Required action:
Search the data for the string "arrow" and extract every line where it appears.

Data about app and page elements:
########

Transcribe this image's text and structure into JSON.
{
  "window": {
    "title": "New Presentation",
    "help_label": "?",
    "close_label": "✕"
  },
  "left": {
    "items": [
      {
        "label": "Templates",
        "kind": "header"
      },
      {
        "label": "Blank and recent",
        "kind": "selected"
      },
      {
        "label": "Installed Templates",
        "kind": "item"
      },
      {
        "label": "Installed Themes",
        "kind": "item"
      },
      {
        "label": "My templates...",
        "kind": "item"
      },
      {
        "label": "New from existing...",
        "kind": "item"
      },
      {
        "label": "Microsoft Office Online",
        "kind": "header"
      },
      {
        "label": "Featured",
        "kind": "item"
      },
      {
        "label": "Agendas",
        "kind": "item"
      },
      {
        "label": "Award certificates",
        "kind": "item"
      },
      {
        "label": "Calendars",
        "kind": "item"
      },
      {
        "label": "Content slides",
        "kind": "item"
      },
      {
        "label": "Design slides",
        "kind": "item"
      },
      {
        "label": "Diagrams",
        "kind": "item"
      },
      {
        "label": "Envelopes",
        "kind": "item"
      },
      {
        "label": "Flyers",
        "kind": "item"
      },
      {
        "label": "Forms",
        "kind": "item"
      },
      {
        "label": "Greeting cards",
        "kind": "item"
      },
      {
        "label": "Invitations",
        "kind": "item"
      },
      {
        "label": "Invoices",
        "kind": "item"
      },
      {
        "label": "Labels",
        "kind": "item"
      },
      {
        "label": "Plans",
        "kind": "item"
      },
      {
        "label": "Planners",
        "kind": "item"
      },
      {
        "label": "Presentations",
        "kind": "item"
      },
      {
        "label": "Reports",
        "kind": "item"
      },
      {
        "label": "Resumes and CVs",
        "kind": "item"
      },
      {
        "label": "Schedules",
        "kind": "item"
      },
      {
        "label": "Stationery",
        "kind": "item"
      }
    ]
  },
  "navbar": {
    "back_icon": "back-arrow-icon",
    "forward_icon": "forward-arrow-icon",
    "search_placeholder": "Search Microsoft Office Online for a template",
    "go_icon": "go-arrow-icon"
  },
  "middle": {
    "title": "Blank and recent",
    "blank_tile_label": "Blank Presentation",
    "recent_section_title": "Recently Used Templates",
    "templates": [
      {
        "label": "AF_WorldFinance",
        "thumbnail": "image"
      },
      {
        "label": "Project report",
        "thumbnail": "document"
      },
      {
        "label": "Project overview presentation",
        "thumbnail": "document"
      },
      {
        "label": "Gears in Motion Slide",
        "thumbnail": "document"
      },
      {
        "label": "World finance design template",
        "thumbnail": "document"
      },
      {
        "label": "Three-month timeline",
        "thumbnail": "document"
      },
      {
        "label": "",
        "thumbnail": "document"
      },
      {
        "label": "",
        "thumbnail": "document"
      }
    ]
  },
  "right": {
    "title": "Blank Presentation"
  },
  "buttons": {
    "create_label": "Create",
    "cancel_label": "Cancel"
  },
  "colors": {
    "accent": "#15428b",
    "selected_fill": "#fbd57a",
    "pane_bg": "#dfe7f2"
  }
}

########

Your solution:
    "back_icon": "back-arrow-icon",
    "forward_icon": "forward-arrow-icon",
    "go_icon": "go-arrow-icon"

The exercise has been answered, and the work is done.